Rob Nichols grew up in Bonnyville, Alberta on a farm and knew nothing about boxing besides the fact that he got to watch it on TV with his grandfather on one of the only few channels that they had.
Nichols was approached by a friend of his whose father was a local boxing coach who suggested that he try boxing instead of playing baseball. Nichols was 250 pounds at the age of 19 and his boxing training had dropped him down to 200 pounds in just a few months and he was able to keep it off. But he did have some difficulties. Being in a small town in western Canada there was not much competition but that changed when he decided to move to Edmonton to go to school and work. Nichols had 3 fights before he moved to Edmonton then he met up with trainer Benny Swanson who at the time was just starting up at the Panther Gym in downtown Edmonton. Swanson trained Nichols for the remained of his amateur career.
Nichols had a total of 9 amateur fights since moving to Edmonton and finished with a total of 8 wins with 1 loss. Nichols would attend tournaments but would have a difficult time actually competing with opponents pulling out of the tournament knowing that they were going to face him, which made him realize that an amateur career was not what he needed and that he would eventually turn pro.

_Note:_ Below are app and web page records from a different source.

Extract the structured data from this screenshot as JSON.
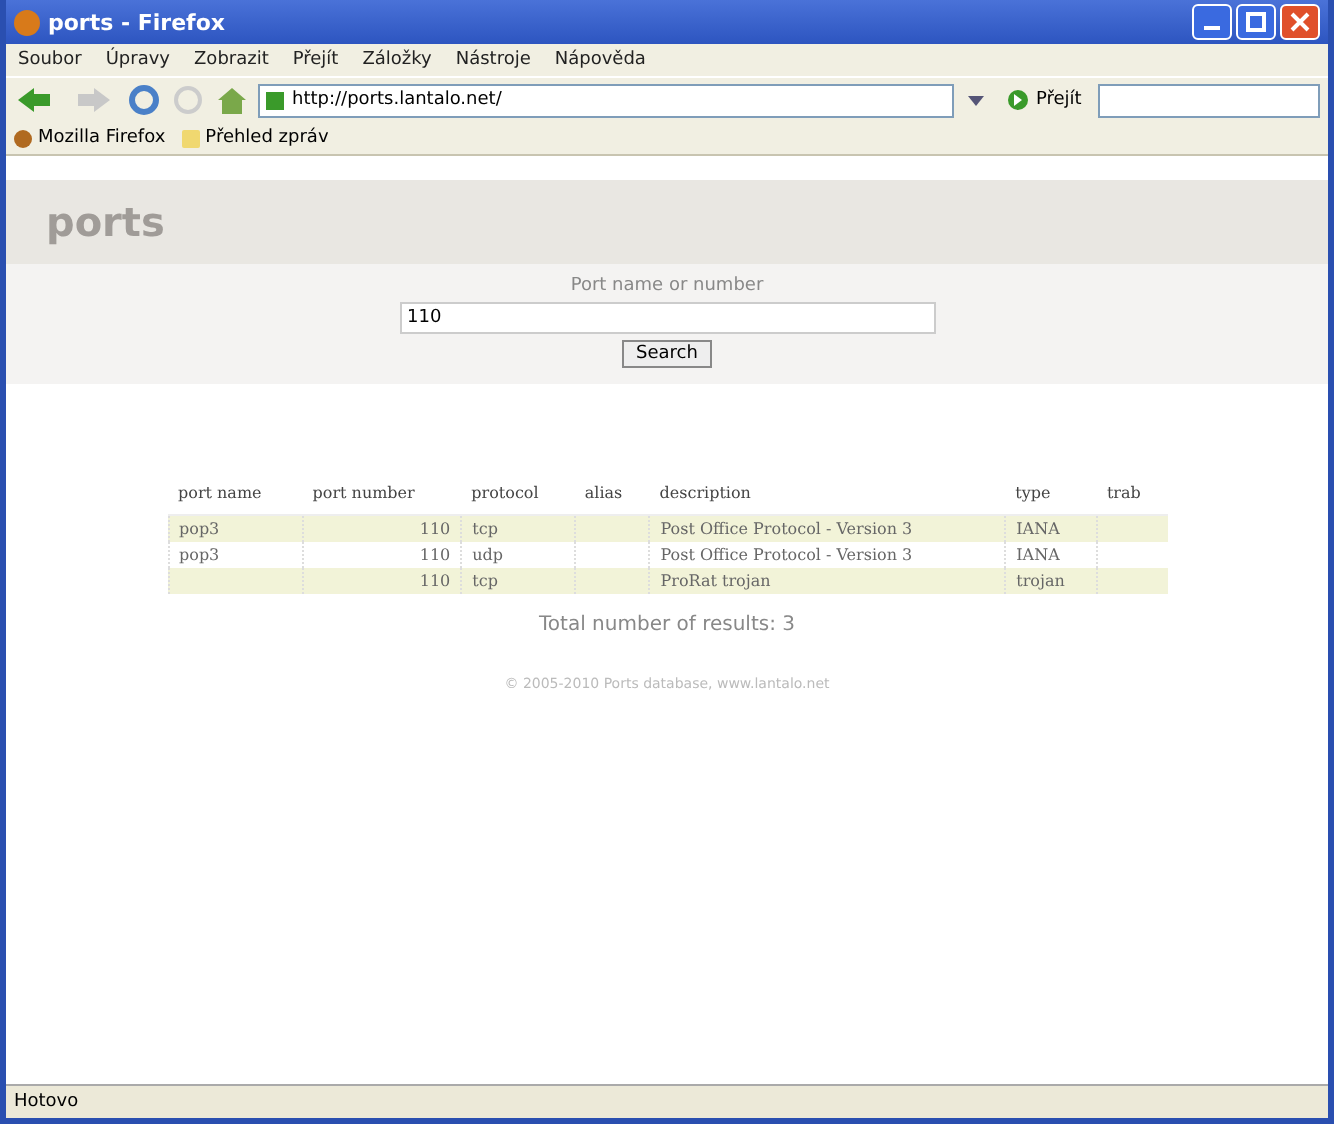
{
  "window": {
    "title": "ports - Firefox"
  },
  "menu": [
    "Soubor",
    "Úpravy",
    "Zobrazit",
    "Přejít",
    "Záložky",
    "Nástroje",
    "Nápověda"
  ],
  "address": {
    "value": "http://ports.lantalo.net/",
    "go": "Přejít"
  },
  "bookmarks": [
    "Mozilla Firefox",
    "Přehled zpráv"
  ],
  "page": {
    "heading": "ports",
    "search_label": "Port name or number",
    "search_value": "110",
    "search_button": "Search",
    "table": {
      "columns": [
        "port name",
        "port number",
        "protocol",
        "alias",
        "description",
        "type",
        "trab"
      ],
      "rows": [
        {
          "cells": [
            "pop3",
            "110",
            "tcp",
            "",
            "Post Office Protocol - Version 3",
            "IANA",
            ""
          ]
        },
        {
          "cells": [
            "pop3",
            "110",
            "udp",
            "",
            "Post Office Protocol - Version 3",
            "IANA",
            ""
          ]
        },
        {
          "cells": [
            "",
            "110",
            "tcp",
            "",
            "ProRat trojan",
            "trojan",
            ""
          ]
        }
      ]
    },
    "total": "Total number of results: 3",
    "footer": "© 2005-2010 Ports database, www.lantalo.net"
  },
  "status_bar": "Hotovo"
}
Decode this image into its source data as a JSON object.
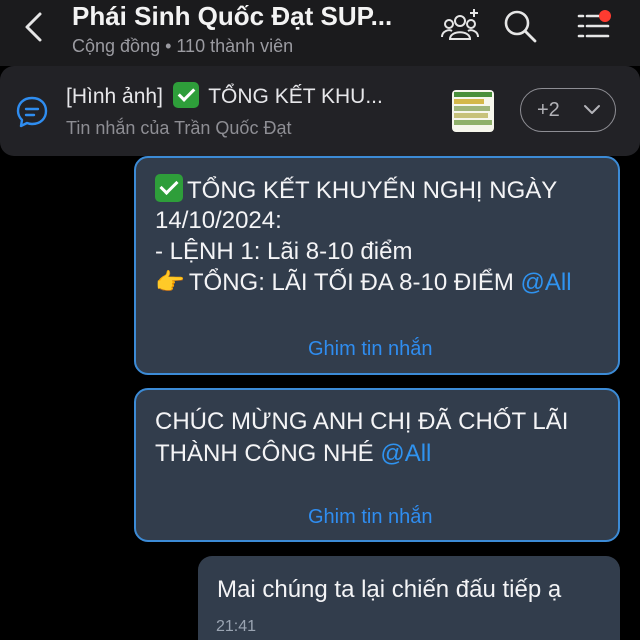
{
  "header": {
    "title": "Phái Sinh Quốc Đạt SUP...",
    "subtitle": "Cộng đồng • 110 thành viên"
  },
  "pinned": {
    "prefix": "[Hình ảnh]",
    "title": "TỔNG KẾT KHU...",
    "sender": "Tin nhắn của Trần Quốc Đạt",
    "more_count": "+2"
  },
  "messages": [
    {
      "line1": "TỔNG KẾT KHUYẾN NGHỊ NGÀY",
      "line2": "14/10/2024:",
      "line3": "- LỆNH 1: Lãi 8-10 điểm",
      "line4": "TỔNG: LÃI TỐI ĐA 8-10 ĐIỂM",
      "mention": "@All",
      "pin_label": "Ghim tin nhắn"
    },
    {
      "line1": "CHÚC MỪNG ANH CHỊ ĐÃ CHỐT LÃI",
      "line2": "THÀNH CÔNG NHÉ",
      "mention": "@All",
      "pin_label": "Ghim tin nhắn"
    },
    {
      "text": "Mai chúng ta lại chiến đấu tiếp ạ",
      "time": "21:41"
    }
  ],
  "icons": {
    "back": "chevron-left-icon",
    "add_member": "add-member-icon",
    "search": "search-icon",
    "menu": "menu-icon",
    "pinned": "chat-bubble-icon"
  },
  "colors": {
    "accent": "#2f8df0",
    "bubble": "#323d4c",
    "bubble_border": "#3c8bd6",
    "notification": "#ff3b30"
  }
}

His amateur career went from 1999 to 2008.
His first professional fight was in 2008 and then fought two more times in 2009. Unfortunately for him one of those fights in 2009 was also his first loss of his career. The first punch that he took in the fight popped his eardrum. He knew something was wrong but he continued fighting throughout the remainder of the fight but was unable to be effective with his equilibrium out of whack. He learned from his loss and moved on.
During the beginning of his professional career his life outside of boxing began to change as well. Nichols got married and had two children and he started his own business which took up a majority of his time. Nichols ended up taking three years off but was eager to make his return because shelf life on a fighter only lasts so long. Some fighters are able to defy age but a majority of fighters have only so long.
When Nichols came back to fighting he was not happy. He was already working from 9-9 and had very little time to refine his skills but he stuck to it. In March of 2012 he fought against Ken Frank who outweighed him by 86 pounds. Nichols won that fight by out-boxing Frank and getting a TKO victory in the 3rd round even thought the height, reach, and weight of Frank was a disadvantage to Nichols.
Nichols’ last fight was in March of 2013 when he fought undefeated Jarred Kilkenny winning by a 2nd round knockout.
On Saturday April 27th, I met up with Nichols at the Panther Gym in Edmonton and went out to lunch with him and some of his training partners; including his trainer Sterling Craig who also trains Edmonton cruiserweight prospect Paul “P-Mac” Mackenzie.
I spoke to Craig and Nichols about the sparring sessions between Nichols and Mackenzie and they both said the same thing. It’s brutal. Nichols provides the strength to help Mackenzie to deal with power punchers and Mackenzie provides the speed to help Nichols with maintaining his defense.
Nichols is a cruiserweight fighter but the majority of his fights have been held at heavyweight. He has been given a role as a somewhat “giant slayer” but looks to return to the cruiserweight division for a level playing field. Currently he is a free agent. I asked him why he chose to be a free agent and his answer was short and honest. “I want to make the decisions on who I fight,” said Nichols. As far as his when his next fight will take place it is possible that he will be fighting this July or September. One thing is for sure; he plans on fighting as much as possible.
Closing out the lunch he spoke on a serious note with me. “Win or lose, I am happy with where I am at. I will not live in regret for not trying and wondering what if or what could have happened.”